**What this task involves:** Copy the entries out again in full.

[[ Excerpted data open ]]

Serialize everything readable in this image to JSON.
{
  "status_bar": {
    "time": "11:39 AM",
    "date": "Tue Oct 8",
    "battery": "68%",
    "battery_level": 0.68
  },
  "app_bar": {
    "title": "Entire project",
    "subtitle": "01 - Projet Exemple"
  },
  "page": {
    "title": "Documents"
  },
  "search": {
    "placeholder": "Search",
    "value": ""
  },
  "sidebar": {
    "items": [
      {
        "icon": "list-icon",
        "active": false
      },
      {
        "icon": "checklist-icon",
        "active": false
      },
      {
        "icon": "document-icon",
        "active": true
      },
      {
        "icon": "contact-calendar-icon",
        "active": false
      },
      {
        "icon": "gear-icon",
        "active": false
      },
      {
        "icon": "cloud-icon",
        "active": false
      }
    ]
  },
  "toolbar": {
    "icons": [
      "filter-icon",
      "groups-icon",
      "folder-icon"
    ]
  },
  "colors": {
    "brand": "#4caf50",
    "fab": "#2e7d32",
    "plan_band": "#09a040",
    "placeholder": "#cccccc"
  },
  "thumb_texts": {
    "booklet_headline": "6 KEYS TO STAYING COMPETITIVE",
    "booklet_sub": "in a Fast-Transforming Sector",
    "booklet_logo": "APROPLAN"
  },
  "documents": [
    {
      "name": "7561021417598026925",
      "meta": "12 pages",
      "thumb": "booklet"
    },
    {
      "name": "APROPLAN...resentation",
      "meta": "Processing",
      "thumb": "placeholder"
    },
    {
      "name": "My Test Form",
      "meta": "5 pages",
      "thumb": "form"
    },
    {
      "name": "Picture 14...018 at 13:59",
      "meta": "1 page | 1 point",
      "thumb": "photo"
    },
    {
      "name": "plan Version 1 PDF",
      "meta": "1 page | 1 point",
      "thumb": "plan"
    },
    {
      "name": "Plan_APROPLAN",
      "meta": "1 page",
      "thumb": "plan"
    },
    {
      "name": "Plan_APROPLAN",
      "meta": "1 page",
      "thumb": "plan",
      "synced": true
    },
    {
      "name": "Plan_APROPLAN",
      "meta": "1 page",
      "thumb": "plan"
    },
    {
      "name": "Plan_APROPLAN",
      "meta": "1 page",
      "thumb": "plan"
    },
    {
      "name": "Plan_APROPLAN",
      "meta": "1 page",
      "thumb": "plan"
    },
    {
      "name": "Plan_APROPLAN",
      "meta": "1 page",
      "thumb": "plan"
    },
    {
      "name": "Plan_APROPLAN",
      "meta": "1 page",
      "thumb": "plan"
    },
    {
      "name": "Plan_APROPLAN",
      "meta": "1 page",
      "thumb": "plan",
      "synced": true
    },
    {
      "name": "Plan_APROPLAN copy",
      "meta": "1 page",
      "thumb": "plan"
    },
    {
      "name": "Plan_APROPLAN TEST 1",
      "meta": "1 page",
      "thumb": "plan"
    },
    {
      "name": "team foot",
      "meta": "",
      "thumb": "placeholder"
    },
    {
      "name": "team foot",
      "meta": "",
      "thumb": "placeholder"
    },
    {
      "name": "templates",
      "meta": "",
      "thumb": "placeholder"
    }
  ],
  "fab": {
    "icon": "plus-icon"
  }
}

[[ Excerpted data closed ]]

**Solved exercise:**
Serialize everything readable in this image to JSON.
{
  "status_bar": {
    "time": "11:39 AM",
    "date": "Tue Oct 8",
    "battery": "68%",
    "battery_level": 0.68
  },
  "app_bar": {
    "title": "Entire project",
    "subtitle": "01 - Projet Exemple"
  },
  "page": {
    "title": "Documents"
  },
  "search": {
    "placeholder": "Search",
    "value": ""
  },
  "sidebar": {
    "items": [
      {
        "icon": "list-icon",
        "active": false
      },
      {
        "icon": "checklist-icon",
        "active": false
      },
      {
        "icon": "document-icon",
        "active": true
      },
      {
        "icon": "contact-calendar-icon",
        "active": false
      },
      {
        "icon": "gear-icon",
        "active": false
      },
      {
        "icon": "cloud-icon",
        "active": false
      }
    ]
  },
  "toolbar": {
    "icons": [
      "filter-icon",
      "groups-icon",
      "folder-icon"
    ]
  },
  "colors": {
    "brand": "#4caf50",
    "fab": "#2e7d32",
    "plan_band": "#09a040",
    "placeholder": "#cccccc"
  },
  "thumb_texts": {
    "booklet_headline": "6 KEYS TO STAYING COMPETITIVE",
    "booklet_sub": "in a Fast-Transforming Sector",
    "booklet_logo": "APROPLAN"
  },
  "documents": [
    {
      "name": "7561021417598026925",
      "meta": "12 pages",
      "thumb": "booklet"
    },
    {
      "name": "APROPLAN...resentation",
      "meta": "Processing",
      "thumb": "placeholder"
    },
    {
      "name": "My Test Form",
      "meta": "5 pages",
      "thumb": "form"
    },
    {
      "name": "Picture 14...018 at 13:59",
      "meta": "1 page | 1 point",
      "thumb": "photo"
    },
    {
      "name": "plan Version 1 PDF",
      "meta": "1 page | 1 point",
      "thumb": "plan"
    },
    {
      "name": "Plan_APROPLAN",
      "meta": "1 page",
      "thumb": "plan"
    },
    {
      "name": "Plan_APROPLAN",
      "meta": "1 page",
      "thumb": "plan",
      "synced": true
    },
    {
      "name": "Plan_APROPLAN",
      "meta": "1 page",
      "thumb": "plan"
    },
    {
      "name": "Plan_APROPLAN",
      "meta": "1 page",
      "thumb": "plan"
    },
    {
      "name": "Plan_APROPLAN",
      "meta": "1 page",
      "thumb": "plan"
    },
    {
      "name": "Plan_APROPLAN",
      "meta": "1 page",
      "thumb": "plan"
    },
    {
      "name": "Plan_APROPLAN",
      "meta": "1 page",
      "thumb": "plan"
    },
    {
      "name": "Plan_APROPLAN",
      "meta": "1 page",
      "thumb": "plan",
      "synced": true
    },
    {
      "name": "Plan_APROPLAN copy",
      "meta": "1 page",
      "thumb": "plan"
    },
    {
      "name": "Plan_APROPLAN TEST 1",
      "meta": "1 page",
      "thumb": "plan"
    },
    {
      "name": "team foot",
      "meta": "",
      "thumb": "placeholder"
    },
    {
      "name": "team foot",
      "meta": "",
      "thumb": "placeholder"
    },
    {
      "name": "templates",
      "meta": "",
      "thumb": "placeholder"
    }
  ],
  "fab": {
    "icon": "plus-icon"
  }
}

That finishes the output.